--- Material provided ---

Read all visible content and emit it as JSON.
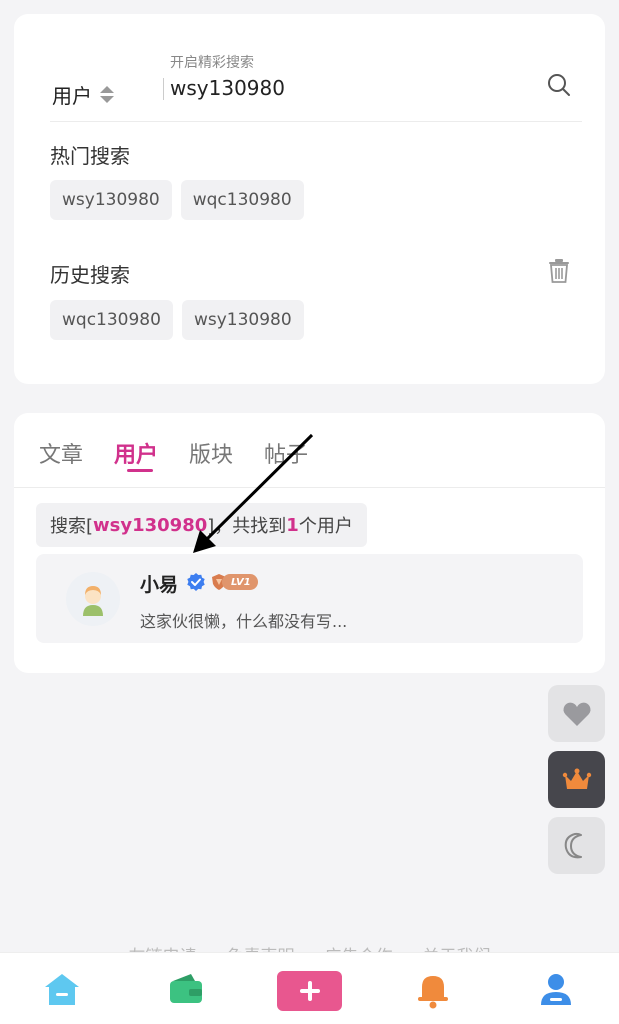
{
  "search": {
    "field_type": "用户",
    "hint": "开启精彩搜索",
    "value": "wsy130980"
  },
  "hot": {
    "title": "热门搜索",
    "items": [
      "wsy130980",
      "wqc130980"
    ]
  },
  "history": {
    "title": "历史搜索",
    "items": [
      "wqc130980",
      "wsy130980"
    ]
  },
  "tabs": [
    "文章",
    "用户",
    "版块",
    "帖子"
  ],
  "active_tab": "用户",
  "result": {
    "prefix": "搜索[",
    "keyword": "wsy130980",
    "mid": "]，共找到",
    "count": "1",
    "suffix": "个用户"
  },
  "user": {
    "name": "小易",
    "level": "LV1",
    "bio": "这家伙很懒，什么都没有写..."
  },
  "footer_links": [
    "友链申请",
    "免责声明",
    "广告合作",
    "关于我们"
  ],
  "tabbar": [
    "home-icon",
    "wallet-icon",
    "plus-icon",
    "bell-icon",
    "profile-icon"
  ],
  "colors": {
    "accent": "#d1318c",
    "plus": "#e8578f",
    "home": "#5ec8f0",
    "wallet": "#3cc281",
    "bell": "#f08a3c",
    "profile": "#3d8ee8"
  }
}
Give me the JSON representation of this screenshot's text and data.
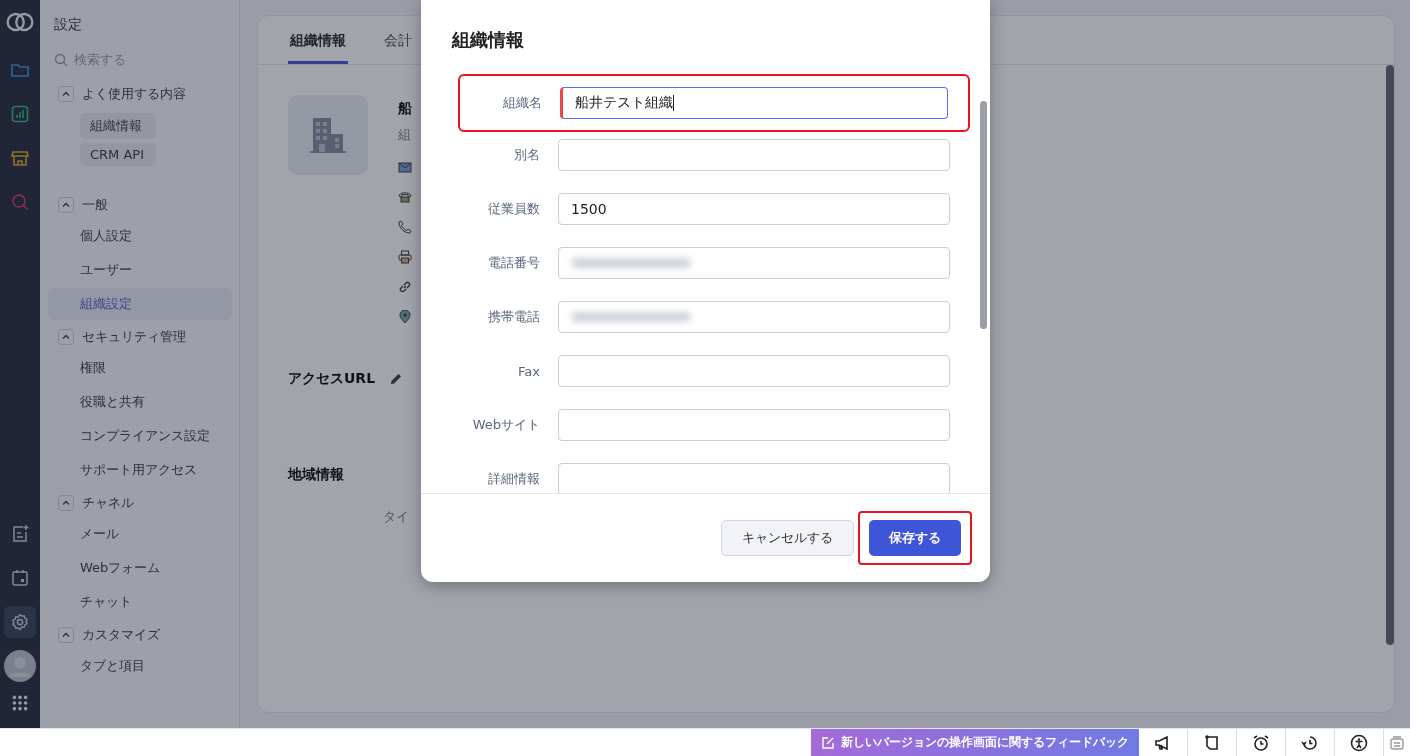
{
  "rail": [
    {
      "kind": "folder",
      "selected": false
    },
    {
      "kind": "chart",
      "selected": false
    },
    {
      "kind": "store",
      "selected": false
    },
    {
      "kind": "search",
      "selected": false
    },
    {
      "kind": "note",
      "selected": false
    },
    {
      "kind": "calendar",
      "selected": false
    },
    {
      "kind": "settings",
      "selected": true
    }
  ],
  "sidebar": {
    "title": "設定",
    "search": {
      "placeholder": "検索する"
    },
    "groups": [
      {
        "label": "よく使用する内容",
        "expanded": true,
        "kind": "chips",
        "items": [
          {
            "label": "組織情報",
            "selected": false
          },
          {
            "label": "CRM API",
            "selected": false
          }
        ]
      },
      {
        "label": "一般",
        "expanded": true,
        "kind": "list",
        "items": [
          {
            "label": "個人設定",
            "selected": false
          },
          {
            "label": "ユーザー",
            "selected": false
          },
          {
            "label": "組織設定",
            "selected": true
          }
        ]
      },
      {
        "label": "セキュリティ管理",
        "expanded": true,
        "kind": "list",
        "items": [
          {
            "label": "権限",
            "selected": false
          },
          {
            "label": "役職と共有",
            "selected": false
          },
          {
            "label": "コンプライアンス設定",
            "selected": false
          },
          {
            "label": "サポート用アクセス",
            "selected": false
          }
        ]
      },
      {
        "label": "チャネル",
        "expanded": true,
        "kind": "list",
        "items": [
          {
            "label": "メール",
            "selected": false
          },
          {
            "label": "Webフォーム",
            "selected": false
          },
          {
            "label": "チャット",
            "selected": false
          }
        ]
      },
      {
        "label": "カスタマイズ",
        "expanded": true,
        "kind": "list",
        "items": [
          {
            "label": "タブと項目",
            "selected": false
          }
        ]
      }
    ]
  },
  "main": {
    "tabs": [
      {
        "label": "組織情報",
        "selected": true
      },
      {
        "label": "会計",
        "selected": false
      }
    ],
    "org_name": "船",
    "org_subtitle": "組",
    "contacts": [
      {
        "kind": "mail"
      },
      {
        "kind": "phone"
      },
      {
        "kind": "mobile"
      },
      {
        "kind": "printer"
      },
      {
        "kind": "link"
      },
      {
        "kind": "pin"
      }
    ],
    "access_url": "アクセスURL",
    "region": "地域情報",
    "timezone": "タイ"
  },
  "dialog": {
    "title": "組織情報",
    "fields": [
      {
        "label": "組織名",
        "kind": "text",
        "value": "船井テスト組織",
        "required": true,
        "focused": true,
        "highlighted": true
      },
      {
        "label": "別名",
        "kind": "text",
        "required": false,
        "focused": false,
        "highlighted": false
      },
      {
        "label": "従業員数",
        "kind": "text",
        "value": "1500",
        "required": false,
        "focused": false,
        "highlighted": false
      },
      {
        "label": "電話番号",
        "kind": "redacted",
        "required": false,
        "focused": false,
        "highlighted": false
      },
      {
        "label": "携帯電話",
        "kind": "redacted",
        "required": false,
        "focused": false,
        "highlighted": false
      },
      {
        "label": "Fax",
        "kind": "text",
        "required": false,
        "focused": false,
        "highlighted": false
      },
      {
        "label": "Webサイト",
        "kind": "text",
        "required": false,
        "focused": false,
        "highlighted": false
      },
      {
        "label": "詳細情報",
        "kind": "text",
        "required": false,
        "focused": false,
        "highlighted": false
      }
    ],
    "cancel_button": {
      "label": "キャンセルする",
      "highlighted": false
    },
    "save_button": {
      "label": "保存する",
      "highlighted": true
    }
  },
  "bottom_bar": {
    "feedback": "新しいバージョンの操作画面に関するフィードバック",
    "icons": [
      {
        "kind": "megaphone"
      },
      {
        "kind": "note"
      },
      {
        "kind": "alarm"
      },
      {
        "kind": "history"
      },
      {
        "kind": "accessibility"
      },
      {
        "kind": "stack"
      }
    ]
  }
}
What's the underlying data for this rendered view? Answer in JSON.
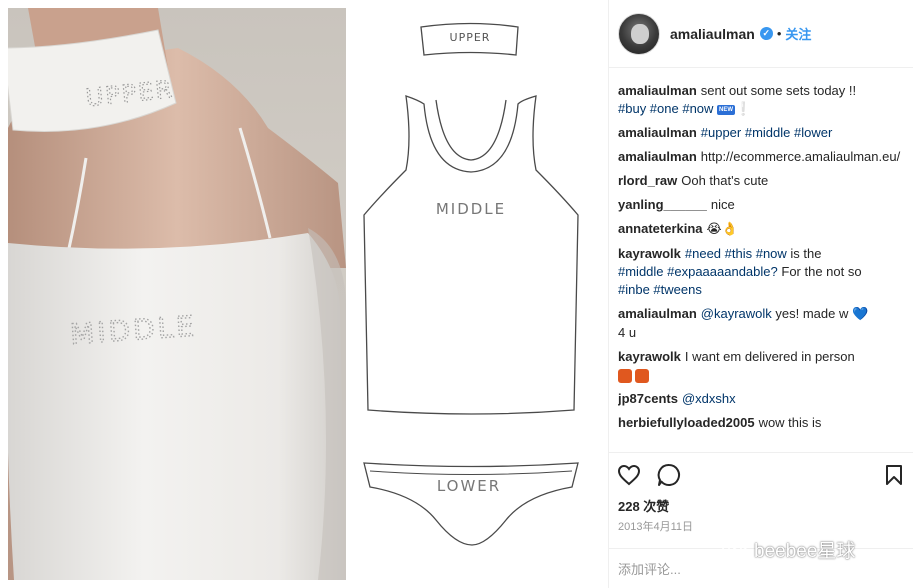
{
  "photo": {
    "choker_text": "UPPER",
    "tank_text": "MIDDLE"
  },
  "diagram": {
    "upper_label": "UPPER",
    "middle_label": "MIDDLE",
    "lower_label": "LOWER"
  },
  "header": {
    "username": "amaliaulman",
    "follow_label": "关注"
  },
  "comments": [
    {
      "user": "amaliaulman",
      "text_a": "sent out some sets today !!",
      "tags_a": "#buy #one #now",
      "badge": "NEW",
      "tail": "❕"
    },
    {
      "user": "amaliaulman",
      "tags": "#upper #middle #lower"
    },
    {
      "user": "amaliaulman",
      "text": "http://ecommerce.amaliaulman.eu/"
    },
    {
      "user": "rlord_raw",
      "text": "Ooh that's cute"
    },
    {
      "user": "yanling______",
      "text": "nice"
    },
    {
      "user": "annateterkina",
      "emoji": "😭👌"
    },
    {
      "user": "kayrawolk",
      "t1": "#need #this #now",
      "t2": "is the",
      "t3": "#middle #expaaaaandable?",
      "t4": "For the not so",
      "t5": "#inbe #tweens"
    },
    {
      "user": "amaliaulman",
      "mention": "@kayrawolk",
      "text": "yes! made w",
      "heart": "💙",
      "text2": "4 u"
    },
    {
      "user": "kayrawolk",
      "text": "I want em delivered in person"
    },
    {
      "user": "jp87cents",
      "mention": "@xdxshx"
    },
    {
      "user": "herbiefullyloaded2005",
      "text": "wow this is"
    }
  ],
  "likes": "228 次赞",
  "date": "2013年4月11日",
  "add_comment_placeholder": "添加评论...",
  "watermark": "beebee星球",
  "icons": {
    "like": "heart-icon",
    "comment": "comment-icon",
    "save": "bookmark-icon",
    "verified": "verified-icon"
  },
  "colors": {
    "link": "#003569",
    "follow": "#3897f0",
    "verified": "#3897f0",
    "muted": "#999999"
  }
}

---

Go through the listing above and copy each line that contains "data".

Give me the JSON representation of this screenshot's text and data.
What's the underlying data for this rendered view? Answer in JSON.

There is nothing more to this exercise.